**Exercise requirements**
Please return the full listing exactly as written, with the images removed.

**The data**
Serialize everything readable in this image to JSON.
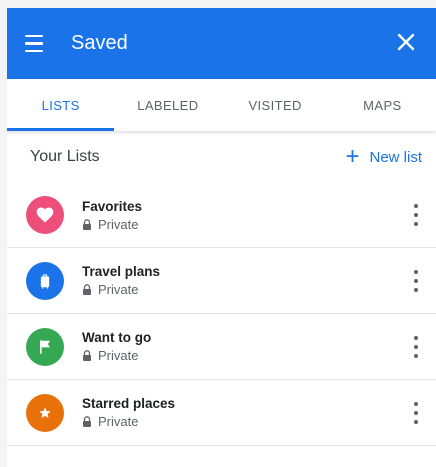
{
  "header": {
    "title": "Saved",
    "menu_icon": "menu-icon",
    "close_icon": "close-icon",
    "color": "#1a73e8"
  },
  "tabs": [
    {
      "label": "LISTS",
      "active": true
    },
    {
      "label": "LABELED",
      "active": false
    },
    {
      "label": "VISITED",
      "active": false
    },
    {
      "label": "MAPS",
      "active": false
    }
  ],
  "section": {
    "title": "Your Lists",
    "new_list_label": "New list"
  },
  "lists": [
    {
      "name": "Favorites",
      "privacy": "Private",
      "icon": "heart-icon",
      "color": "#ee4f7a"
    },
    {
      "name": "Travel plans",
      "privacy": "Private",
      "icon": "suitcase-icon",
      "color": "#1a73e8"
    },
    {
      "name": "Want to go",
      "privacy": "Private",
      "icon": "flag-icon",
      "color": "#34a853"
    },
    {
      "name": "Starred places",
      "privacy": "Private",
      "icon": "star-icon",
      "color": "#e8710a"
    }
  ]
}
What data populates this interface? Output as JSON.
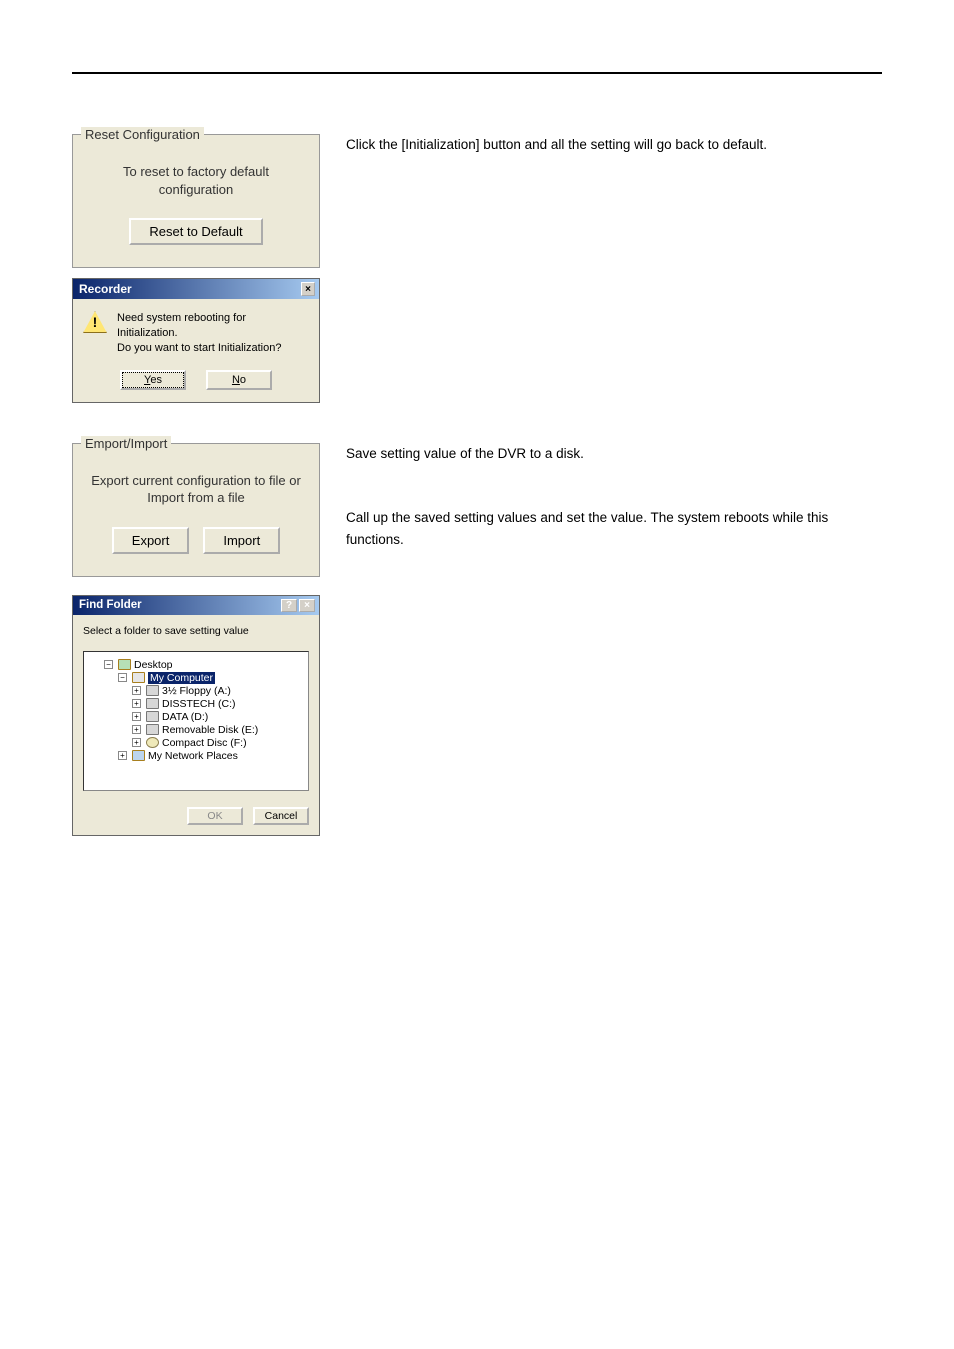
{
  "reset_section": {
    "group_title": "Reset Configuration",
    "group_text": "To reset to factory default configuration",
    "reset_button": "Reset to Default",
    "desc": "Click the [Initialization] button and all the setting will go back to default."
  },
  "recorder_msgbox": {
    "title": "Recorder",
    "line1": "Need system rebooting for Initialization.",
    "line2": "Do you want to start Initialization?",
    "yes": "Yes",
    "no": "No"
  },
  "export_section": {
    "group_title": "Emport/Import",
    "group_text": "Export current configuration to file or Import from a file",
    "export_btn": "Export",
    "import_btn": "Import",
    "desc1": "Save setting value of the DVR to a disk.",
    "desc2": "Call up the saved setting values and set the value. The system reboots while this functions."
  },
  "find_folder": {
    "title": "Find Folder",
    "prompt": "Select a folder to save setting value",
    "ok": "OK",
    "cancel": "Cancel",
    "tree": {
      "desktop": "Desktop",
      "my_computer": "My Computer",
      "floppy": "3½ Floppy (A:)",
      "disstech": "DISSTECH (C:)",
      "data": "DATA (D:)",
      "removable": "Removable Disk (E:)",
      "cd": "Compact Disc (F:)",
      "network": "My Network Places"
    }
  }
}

**Exercise answer**
Serialize everything readable in this image to JSON.
{
  "header": {
    "title": "Saved",
    "menu_icon": "menu-icon",
    "close_icon": "close-icon",
    "color": "#1a73e8"
  },
  "tabs": [
    {
      "label": "LISTS",
      "active": true
    },
    {
      "label": "LABELED",
      "active": false
    },
    {
      "label": "VISITED",
      "active": false
    },
    {
      "label": "MAPS",
      "active": false
    }
  ],
  "section": {
    "title": "Your Lists",
    "new_list_label": "New list"
  },
  "lists": [
    {
      "name": "Favorites",
      "privacy": "Private",
      "icon": "heart-icon",
      "color": "#ee4f7a"
    },
    {
      "name": "Travel plans",
      "privacy": "Private",
      "icon": "suitcase-icon",
      "color": "#1a73e8"
    },
    {
      "name": "Want to go",
      "privacy": "Private",
      "icon": "flag-icon",
      "color": "#34a853"
    },
    {
      "name": "Starred places",
      "privacy": "Private",
      "icon": "star-icon",
      "color": "#e8710a"
    }
  ]
}
What data populates this interface? Output as JSON.
{
  "reset_section": {
    "group_title": "Reset Configuration",
    "group_text": "To reset to factory default configuration",
    "reset_button": "Reset to Default",
    "desc": "Click the [Initialization] button and all the setting will go back to default."
  },
  "recorder_msgbox": {
    "title": "Recorder",
    "line1": "Need system rebooting for Initialization.",
    "line2": "Do you want to start Initialization?",
    "yes": "Yes",
    "no": "No"
  },
  "export_section": {
    "group_title": "Emport/Import",
    "group_text": "Export current configuration to file or Import from a file",
    "export_btn": "Export",
    "import_btn": "Import",
    "desc1": "Save setting value of the DVR to a disk.",
    "desc2": "Call up the saved setting values and set the value. The system reboots while this functions."
  },
  "find_folder": {
    "title": "Find Folder",
    "prompt": "Select a folder to save setting value",
    "ok": "OK",
    "cancel": "Cancel",
    "tree": {
      "desktop": "Desktop",
      "my_computer": "My Computer",
      "floppy": "3½ Floppy (A:)",
      "disstech": "DISSTECH (C:)",
      "data": "DATA (D:)",
      "removable": "Removable Disk (E:)",
      "cd": "Compact Disc (F:)",
      "network": "My Network Places"
    }
  }
}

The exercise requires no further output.